PROBLEM DESCRIPTION
Search the data for the string "name" and extract every line where it appears.

Website and app data records
┌──

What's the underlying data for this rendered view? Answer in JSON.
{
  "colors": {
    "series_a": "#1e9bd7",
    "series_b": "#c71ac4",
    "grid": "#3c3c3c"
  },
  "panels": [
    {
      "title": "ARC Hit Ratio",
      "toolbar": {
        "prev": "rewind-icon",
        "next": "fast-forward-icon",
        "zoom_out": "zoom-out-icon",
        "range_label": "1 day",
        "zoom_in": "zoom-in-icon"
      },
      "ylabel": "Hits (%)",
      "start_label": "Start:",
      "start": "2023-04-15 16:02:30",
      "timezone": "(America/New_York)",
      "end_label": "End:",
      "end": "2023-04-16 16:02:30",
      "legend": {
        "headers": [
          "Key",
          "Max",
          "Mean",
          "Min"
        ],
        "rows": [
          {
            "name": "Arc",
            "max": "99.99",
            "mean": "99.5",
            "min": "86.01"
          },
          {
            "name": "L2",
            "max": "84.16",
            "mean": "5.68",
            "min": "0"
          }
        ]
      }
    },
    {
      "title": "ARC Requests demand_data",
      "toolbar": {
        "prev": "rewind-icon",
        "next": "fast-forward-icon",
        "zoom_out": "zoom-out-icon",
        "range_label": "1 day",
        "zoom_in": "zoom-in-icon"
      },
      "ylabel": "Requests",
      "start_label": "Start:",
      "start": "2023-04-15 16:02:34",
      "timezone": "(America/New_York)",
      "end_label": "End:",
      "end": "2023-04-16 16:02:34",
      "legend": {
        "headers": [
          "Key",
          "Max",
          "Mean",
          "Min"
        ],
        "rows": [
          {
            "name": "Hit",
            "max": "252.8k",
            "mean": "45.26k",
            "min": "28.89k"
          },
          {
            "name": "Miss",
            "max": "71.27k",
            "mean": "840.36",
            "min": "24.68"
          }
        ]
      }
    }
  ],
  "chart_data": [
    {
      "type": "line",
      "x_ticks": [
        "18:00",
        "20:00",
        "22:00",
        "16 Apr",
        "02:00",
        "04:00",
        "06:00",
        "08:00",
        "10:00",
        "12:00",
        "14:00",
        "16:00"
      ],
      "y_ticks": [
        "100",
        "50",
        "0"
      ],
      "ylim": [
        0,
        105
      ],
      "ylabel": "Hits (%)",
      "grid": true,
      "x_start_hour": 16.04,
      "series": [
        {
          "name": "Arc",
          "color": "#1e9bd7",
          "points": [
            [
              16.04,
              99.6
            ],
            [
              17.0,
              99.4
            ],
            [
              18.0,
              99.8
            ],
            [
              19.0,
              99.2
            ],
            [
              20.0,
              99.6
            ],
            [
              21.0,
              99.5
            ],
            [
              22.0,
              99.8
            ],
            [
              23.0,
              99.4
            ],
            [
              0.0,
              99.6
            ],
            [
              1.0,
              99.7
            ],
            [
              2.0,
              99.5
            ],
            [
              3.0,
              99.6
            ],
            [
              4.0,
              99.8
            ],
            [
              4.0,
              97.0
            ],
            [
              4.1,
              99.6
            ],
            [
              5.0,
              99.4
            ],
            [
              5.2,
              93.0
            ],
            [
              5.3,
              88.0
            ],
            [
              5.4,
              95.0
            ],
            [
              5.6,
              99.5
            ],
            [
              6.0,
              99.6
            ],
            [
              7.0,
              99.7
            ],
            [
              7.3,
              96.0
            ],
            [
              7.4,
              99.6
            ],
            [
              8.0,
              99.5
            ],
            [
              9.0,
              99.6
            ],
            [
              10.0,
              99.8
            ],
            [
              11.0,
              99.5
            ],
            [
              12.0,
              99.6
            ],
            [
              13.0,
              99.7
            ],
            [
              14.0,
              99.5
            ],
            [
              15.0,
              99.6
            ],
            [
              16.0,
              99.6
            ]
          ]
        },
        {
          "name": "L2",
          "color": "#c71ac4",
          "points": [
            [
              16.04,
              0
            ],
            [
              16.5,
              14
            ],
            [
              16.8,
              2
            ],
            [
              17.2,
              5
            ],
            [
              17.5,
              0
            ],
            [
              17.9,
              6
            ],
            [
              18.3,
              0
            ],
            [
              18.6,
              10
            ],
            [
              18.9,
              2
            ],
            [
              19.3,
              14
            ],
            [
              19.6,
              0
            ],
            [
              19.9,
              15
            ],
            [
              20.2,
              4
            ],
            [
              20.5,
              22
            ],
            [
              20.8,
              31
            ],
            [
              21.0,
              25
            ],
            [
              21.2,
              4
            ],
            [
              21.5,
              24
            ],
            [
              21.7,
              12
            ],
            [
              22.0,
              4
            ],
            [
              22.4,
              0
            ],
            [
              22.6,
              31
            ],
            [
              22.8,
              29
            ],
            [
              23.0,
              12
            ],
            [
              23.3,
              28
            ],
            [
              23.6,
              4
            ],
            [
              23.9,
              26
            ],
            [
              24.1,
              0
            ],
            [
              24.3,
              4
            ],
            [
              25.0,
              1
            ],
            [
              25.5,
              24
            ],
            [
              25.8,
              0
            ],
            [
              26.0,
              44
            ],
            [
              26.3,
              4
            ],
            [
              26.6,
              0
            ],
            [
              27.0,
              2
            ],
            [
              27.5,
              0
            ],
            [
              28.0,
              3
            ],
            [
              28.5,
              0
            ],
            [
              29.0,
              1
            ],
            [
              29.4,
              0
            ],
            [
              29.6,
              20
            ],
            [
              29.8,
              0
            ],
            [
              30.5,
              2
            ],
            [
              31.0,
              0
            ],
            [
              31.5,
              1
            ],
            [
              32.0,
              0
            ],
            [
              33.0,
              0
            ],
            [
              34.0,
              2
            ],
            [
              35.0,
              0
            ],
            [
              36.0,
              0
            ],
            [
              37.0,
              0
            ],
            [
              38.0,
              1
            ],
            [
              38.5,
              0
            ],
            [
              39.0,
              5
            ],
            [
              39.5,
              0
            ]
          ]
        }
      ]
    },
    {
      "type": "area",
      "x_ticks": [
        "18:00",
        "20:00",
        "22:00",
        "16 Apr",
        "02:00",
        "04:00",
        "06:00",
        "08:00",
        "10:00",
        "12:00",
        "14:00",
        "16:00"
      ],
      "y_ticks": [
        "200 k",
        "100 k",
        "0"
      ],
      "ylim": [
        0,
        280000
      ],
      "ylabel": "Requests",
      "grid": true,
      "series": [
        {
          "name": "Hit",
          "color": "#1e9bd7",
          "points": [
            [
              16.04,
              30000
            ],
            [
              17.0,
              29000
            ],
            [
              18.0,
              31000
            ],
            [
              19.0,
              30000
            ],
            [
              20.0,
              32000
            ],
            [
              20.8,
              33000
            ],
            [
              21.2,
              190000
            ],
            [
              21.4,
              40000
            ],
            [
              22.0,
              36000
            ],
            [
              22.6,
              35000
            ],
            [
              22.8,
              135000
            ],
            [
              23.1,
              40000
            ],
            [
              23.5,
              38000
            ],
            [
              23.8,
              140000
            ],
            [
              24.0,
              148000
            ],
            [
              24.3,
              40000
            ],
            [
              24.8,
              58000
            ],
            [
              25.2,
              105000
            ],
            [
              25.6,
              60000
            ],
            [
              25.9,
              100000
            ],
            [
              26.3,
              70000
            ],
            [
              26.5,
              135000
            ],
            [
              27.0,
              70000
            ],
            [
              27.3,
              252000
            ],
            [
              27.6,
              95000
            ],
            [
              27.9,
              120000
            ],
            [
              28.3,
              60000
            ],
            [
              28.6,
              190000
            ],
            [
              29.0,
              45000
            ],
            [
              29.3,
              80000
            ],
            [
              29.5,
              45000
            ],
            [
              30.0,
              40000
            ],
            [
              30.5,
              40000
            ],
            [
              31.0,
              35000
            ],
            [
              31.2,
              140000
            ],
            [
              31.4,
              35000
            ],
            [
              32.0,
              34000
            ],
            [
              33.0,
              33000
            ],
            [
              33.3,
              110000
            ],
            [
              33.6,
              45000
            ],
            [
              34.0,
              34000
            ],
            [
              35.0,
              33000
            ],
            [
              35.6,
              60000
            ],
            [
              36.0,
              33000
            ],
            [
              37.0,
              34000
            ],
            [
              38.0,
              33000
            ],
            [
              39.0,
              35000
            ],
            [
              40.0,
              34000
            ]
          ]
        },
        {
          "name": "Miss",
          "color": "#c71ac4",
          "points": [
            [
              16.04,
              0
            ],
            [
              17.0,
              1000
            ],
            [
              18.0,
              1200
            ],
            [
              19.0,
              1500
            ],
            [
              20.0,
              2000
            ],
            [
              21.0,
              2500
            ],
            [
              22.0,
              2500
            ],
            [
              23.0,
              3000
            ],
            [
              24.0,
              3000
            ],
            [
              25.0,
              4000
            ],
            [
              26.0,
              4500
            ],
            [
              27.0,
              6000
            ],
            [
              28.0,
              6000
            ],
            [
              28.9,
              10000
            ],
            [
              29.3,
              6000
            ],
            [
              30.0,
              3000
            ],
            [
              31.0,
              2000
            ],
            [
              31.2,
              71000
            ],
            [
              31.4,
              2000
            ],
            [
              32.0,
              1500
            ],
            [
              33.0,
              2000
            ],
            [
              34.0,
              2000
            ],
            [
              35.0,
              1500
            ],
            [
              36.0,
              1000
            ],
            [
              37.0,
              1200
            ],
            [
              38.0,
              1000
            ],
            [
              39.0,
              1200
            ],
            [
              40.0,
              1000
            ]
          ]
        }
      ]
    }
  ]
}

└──

SOLVED EXERCISE
            "name": "Arc",
            "name": "L2",
            "name": "Hit",
            "name": "Miss",
          "name": "Arc",
          "name": "L2",
          "name": "Hit",
          "name": "Miss",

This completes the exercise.